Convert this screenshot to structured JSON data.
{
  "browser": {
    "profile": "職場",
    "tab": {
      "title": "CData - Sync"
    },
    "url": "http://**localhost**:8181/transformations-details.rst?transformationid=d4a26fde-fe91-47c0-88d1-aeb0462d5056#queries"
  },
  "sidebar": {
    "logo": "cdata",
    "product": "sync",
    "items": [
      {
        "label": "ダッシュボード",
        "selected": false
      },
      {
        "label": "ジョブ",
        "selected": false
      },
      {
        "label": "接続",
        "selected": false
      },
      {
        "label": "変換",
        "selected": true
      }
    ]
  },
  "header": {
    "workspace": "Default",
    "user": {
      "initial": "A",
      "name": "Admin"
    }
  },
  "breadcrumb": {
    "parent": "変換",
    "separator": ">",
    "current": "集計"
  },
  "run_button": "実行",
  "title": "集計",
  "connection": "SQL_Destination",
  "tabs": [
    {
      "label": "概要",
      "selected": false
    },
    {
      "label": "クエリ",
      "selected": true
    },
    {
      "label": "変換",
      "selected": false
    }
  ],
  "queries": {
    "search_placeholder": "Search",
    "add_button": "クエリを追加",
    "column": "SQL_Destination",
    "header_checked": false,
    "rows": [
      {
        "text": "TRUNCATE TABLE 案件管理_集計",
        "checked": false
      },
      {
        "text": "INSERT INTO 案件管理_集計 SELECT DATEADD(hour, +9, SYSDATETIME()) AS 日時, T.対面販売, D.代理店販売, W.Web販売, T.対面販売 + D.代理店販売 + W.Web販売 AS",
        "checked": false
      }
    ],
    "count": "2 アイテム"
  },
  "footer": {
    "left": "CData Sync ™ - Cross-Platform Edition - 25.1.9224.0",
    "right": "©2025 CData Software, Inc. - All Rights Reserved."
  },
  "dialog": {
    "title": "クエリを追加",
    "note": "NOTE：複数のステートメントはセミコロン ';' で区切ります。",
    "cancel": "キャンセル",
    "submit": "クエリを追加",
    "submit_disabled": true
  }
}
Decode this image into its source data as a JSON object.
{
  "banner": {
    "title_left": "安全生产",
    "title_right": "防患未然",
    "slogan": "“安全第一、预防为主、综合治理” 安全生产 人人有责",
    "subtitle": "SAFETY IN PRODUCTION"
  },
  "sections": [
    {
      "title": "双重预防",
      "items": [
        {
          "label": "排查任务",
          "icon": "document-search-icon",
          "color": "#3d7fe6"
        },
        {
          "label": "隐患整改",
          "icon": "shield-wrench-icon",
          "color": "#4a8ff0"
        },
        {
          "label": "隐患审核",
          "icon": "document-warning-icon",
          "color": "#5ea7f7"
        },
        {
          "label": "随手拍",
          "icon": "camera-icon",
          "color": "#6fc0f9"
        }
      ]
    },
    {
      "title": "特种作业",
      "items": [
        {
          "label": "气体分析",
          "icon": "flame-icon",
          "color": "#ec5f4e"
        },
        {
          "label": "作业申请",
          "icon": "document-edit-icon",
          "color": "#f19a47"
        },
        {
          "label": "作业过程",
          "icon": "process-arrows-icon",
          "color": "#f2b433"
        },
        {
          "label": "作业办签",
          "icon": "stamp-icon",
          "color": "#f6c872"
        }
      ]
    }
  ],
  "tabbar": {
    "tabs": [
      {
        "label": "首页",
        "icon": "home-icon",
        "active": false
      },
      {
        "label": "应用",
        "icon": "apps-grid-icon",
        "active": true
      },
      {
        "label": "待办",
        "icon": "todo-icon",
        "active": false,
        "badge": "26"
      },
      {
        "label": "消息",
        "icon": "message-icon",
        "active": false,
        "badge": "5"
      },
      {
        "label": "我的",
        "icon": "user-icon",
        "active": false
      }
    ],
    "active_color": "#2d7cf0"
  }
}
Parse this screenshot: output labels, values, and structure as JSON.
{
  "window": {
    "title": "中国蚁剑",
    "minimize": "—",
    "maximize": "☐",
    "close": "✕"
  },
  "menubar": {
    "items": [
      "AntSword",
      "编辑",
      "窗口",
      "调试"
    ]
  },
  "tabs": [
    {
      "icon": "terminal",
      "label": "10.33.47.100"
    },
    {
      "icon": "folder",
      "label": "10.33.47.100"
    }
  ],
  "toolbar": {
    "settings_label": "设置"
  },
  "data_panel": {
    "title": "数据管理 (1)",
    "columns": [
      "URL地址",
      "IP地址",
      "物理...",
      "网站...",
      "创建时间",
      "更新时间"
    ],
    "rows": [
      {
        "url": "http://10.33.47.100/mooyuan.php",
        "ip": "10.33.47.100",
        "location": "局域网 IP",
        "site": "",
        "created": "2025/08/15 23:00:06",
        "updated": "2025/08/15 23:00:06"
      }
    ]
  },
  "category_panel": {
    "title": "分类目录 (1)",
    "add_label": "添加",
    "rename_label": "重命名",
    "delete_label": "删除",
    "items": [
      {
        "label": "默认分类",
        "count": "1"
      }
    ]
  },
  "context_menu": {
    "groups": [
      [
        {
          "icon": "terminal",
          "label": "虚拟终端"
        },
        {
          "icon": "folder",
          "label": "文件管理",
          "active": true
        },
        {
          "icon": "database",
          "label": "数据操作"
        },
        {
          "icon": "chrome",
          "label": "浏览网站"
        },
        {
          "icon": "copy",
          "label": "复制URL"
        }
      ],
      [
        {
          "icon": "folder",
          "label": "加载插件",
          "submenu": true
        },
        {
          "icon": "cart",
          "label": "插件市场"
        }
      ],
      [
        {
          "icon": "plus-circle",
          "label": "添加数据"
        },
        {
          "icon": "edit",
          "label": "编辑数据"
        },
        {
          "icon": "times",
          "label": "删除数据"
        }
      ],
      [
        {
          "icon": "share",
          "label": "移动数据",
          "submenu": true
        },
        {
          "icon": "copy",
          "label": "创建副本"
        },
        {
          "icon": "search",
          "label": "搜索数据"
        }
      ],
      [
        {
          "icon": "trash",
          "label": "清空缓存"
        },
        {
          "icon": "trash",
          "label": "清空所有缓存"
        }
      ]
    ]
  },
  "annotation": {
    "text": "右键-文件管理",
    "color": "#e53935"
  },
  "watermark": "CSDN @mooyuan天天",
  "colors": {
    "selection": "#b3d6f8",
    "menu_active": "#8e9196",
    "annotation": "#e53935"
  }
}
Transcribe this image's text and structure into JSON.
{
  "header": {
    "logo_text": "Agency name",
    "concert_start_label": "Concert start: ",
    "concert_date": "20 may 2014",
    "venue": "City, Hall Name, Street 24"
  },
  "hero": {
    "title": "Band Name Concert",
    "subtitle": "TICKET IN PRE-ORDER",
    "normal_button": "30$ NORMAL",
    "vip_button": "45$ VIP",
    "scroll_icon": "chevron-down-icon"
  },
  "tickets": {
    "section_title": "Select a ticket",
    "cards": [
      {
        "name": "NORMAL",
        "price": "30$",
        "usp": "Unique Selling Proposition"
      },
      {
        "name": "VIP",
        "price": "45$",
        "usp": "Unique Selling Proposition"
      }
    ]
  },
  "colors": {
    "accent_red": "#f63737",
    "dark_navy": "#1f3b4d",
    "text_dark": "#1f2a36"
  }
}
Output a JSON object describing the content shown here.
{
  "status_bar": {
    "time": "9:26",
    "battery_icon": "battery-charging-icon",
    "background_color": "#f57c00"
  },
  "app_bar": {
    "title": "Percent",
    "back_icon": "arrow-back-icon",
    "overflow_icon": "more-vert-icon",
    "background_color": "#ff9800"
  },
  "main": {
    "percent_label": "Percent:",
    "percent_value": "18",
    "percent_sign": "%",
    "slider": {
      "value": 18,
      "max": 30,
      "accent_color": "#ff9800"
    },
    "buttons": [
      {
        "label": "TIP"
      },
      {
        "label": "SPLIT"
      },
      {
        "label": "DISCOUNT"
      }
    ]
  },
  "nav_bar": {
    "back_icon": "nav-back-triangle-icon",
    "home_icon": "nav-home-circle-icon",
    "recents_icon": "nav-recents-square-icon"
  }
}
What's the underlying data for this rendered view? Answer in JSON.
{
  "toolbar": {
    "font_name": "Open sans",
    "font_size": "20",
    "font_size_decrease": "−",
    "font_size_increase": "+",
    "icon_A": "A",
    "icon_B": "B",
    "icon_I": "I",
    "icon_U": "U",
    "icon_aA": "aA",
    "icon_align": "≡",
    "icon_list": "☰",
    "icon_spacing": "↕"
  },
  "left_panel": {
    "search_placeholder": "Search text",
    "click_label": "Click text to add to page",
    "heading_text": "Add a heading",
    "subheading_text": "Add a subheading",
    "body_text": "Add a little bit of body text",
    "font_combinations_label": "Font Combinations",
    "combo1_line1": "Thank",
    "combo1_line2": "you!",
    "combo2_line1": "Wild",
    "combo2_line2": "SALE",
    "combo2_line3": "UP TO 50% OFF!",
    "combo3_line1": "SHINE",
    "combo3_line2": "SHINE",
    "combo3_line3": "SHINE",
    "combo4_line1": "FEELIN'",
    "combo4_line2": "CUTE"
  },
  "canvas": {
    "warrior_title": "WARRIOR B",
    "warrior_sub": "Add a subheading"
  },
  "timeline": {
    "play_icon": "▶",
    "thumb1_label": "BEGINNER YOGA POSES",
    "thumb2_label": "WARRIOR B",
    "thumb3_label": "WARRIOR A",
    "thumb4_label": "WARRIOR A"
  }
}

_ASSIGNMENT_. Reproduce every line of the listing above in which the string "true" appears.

_RESPONSE BOX_.
        "selected": true
      "selected": true
    "submit_disabled": true
        "active": true
          "active": true
          "submenu": true
          "submenu": true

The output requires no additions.